*Work to be completed*
Among the records below, find each line containing the word "this" and copy it.

━━━━━━━━

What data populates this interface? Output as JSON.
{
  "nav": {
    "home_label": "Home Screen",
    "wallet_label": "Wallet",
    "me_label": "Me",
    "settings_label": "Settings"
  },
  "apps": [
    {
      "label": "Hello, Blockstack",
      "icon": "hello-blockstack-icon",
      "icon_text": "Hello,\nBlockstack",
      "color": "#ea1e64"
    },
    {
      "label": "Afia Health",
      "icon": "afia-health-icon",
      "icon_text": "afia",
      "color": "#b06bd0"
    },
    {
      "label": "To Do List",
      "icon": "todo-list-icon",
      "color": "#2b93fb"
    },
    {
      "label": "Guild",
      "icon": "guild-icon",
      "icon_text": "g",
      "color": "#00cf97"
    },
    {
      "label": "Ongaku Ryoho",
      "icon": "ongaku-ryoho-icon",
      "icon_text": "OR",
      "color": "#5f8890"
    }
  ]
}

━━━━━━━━

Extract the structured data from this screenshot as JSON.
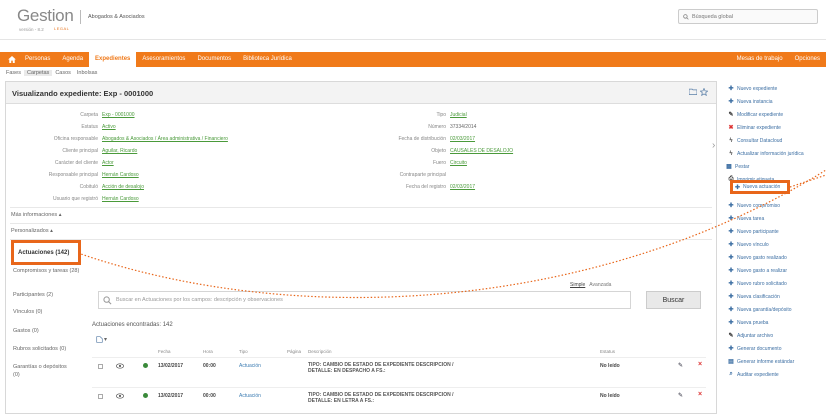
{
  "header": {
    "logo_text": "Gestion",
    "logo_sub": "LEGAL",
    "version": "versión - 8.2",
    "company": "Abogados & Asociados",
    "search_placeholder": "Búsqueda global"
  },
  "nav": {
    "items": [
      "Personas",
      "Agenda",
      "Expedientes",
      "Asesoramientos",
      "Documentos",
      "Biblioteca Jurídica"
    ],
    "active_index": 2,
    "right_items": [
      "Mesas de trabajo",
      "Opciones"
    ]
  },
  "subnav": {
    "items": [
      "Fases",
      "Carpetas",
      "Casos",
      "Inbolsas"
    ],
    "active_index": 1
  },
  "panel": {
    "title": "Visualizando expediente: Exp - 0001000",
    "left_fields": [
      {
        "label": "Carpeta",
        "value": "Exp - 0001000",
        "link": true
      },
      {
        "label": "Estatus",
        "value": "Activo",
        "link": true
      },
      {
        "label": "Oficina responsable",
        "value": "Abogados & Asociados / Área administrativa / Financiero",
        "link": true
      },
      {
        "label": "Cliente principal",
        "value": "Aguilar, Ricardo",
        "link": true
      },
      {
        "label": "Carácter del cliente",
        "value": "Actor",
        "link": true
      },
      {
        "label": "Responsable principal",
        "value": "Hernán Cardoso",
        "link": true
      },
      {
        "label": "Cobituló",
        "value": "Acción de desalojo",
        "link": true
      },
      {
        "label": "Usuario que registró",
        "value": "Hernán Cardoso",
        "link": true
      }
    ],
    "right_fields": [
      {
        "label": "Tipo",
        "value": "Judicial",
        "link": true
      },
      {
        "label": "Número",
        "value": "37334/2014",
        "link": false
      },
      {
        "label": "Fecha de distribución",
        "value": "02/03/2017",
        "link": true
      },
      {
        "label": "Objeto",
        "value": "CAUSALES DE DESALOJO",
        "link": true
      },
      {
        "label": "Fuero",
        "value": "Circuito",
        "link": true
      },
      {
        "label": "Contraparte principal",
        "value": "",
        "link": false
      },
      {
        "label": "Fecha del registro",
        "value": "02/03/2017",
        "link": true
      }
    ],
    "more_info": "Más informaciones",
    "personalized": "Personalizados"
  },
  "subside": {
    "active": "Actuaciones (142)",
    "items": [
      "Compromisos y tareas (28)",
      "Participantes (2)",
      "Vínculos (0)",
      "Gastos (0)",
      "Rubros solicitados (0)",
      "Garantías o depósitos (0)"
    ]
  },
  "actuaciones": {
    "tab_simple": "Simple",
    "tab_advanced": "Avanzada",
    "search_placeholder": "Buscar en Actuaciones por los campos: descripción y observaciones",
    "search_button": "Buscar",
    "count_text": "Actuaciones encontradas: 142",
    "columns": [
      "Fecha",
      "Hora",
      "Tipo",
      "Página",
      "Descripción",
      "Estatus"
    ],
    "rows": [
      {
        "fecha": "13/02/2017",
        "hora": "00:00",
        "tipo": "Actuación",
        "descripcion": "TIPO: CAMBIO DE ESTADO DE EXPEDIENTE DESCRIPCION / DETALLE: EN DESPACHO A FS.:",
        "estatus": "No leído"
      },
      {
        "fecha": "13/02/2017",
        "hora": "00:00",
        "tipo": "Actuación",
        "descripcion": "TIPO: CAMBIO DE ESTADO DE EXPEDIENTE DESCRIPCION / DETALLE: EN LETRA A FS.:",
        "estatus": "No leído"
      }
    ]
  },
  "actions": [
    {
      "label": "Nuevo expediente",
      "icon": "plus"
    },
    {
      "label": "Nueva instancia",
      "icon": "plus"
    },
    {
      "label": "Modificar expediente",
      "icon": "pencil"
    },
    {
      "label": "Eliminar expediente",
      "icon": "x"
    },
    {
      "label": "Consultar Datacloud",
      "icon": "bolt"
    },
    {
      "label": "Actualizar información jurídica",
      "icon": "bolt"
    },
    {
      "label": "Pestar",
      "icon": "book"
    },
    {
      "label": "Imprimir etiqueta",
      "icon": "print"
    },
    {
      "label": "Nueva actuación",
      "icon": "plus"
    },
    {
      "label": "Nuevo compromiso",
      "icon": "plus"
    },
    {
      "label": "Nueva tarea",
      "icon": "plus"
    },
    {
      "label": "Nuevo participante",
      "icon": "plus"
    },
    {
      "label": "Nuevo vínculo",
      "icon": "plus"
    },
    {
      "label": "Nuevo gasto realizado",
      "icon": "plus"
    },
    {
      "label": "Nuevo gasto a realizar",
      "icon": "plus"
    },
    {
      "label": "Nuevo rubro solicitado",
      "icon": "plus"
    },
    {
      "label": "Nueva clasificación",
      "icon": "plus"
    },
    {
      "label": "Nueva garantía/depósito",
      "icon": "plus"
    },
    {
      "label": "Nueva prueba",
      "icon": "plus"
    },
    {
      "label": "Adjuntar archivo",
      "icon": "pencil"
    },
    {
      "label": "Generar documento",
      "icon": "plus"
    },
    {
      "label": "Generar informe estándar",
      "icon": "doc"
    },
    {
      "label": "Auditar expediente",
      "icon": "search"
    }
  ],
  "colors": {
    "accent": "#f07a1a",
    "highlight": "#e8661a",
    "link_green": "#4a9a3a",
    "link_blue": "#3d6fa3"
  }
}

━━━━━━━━

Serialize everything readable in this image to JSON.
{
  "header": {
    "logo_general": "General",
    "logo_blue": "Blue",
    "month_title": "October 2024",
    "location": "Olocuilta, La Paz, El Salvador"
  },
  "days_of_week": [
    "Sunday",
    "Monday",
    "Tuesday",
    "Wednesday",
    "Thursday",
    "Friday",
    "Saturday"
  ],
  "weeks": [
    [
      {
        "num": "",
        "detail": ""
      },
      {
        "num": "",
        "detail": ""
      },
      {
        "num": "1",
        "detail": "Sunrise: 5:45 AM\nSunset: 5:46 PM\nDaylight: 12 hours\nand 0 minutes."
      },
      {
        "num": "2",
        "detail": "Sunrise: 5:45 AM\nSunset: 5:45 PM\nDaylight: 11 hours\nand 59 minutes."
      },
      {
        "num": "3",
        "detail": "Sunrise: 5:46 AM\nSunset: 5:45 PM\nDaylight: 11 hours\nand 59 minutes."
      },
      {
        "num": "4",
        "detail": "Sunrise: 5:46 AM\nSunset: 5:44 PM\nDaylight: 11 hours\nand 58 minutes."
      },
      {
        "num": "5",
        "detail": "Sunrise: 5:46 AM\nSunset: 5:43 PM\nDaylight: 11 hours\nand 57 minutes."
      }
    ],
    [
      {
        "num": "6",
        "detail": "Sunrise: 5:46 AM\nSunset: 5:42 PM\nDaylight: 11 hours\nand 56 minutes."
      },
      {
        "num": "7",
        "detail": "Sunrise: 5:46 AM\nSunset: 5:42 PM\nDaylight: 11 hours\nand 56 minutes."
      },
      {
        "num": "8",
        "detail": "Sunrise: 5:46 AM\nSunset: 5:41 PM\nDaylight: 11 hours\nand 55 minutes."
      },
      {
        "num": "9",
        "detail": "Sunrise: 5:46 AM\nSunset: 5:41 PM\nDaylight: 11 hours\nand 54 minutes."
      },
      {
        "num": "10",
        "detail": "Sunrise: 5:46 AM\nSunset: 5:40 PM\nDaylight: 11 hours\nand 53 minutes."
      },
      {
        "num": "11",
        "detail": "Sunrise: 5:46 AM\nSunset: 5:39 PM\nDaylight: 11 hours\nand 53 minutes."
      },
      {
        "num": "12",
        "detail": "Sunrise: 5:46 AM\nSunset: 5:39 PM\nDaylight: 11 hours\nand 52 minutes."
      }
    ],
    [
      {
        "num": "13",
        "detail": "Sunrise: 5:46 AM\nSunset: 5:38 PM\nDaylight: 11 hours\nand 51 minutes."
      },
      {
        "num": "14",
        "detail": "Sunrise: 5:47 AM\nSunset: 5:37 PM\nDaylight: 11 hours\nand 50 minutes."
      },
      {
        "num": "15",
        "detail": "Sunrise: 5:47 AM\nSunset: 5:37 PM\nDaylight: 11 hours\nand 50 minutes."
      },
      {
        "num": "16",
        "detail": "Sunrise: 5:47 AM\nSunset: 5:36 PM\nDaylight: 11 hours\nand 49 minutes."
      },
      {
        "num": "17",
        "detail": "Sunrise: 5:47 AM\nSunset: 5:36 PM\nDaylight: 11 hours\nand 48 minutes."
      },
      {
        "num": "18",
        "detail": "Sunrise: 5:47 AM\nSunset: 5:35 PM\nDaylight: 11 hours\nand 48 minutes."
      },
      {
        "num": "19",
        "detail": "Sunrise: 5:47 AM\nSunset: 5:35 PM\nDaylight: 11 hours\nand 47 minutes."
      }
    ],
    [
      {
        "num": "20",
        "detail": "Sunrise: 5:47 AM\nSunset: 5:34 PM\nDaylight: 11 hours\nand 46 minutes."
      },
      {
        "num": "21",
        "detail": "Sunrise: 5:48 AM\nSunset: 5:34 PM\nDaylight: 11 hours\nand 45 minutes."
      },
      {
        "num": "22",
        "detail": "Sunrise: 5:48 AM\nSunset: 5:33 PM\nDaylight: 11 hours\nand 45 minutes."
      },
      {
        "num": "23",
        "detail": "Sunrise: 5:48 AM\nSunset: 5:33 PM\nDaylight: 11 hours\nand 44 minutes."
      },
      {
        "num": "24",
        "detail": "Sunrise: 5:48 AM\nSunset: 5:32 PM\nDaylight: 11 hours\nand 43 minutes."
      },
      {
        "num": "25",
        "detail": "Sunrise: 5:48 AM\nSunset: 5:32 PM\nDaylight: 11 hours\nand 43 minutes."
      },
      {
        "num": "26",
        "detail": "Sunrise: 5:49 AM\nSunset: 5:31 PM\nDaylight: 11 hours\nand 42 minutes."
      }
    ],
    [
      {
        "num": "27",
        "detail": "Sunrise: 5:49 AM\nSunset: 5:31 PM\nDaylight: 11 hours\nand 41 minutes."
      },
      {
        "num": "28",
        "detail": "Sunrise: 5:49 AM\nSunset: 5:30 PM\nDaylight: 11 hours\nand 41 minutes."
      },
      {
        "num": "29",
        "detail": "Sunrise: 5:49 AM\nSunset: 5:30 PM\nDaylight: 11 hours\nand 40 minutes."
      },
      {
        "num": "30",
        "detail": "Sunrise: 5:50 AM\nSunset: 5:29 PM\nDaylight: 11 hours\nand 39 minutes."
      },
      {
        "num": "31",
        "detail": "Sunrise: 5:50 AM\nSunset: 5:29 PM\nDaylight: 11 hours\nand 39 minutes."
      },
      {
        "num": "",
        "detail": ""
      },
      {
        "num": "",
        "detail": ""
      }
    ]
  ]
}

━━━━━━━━

*Answer section*
What data populates this interface? Output as JSON.
Extract the structured data from this screenshot as JSON.
Serialize everything readable in this image to JSON.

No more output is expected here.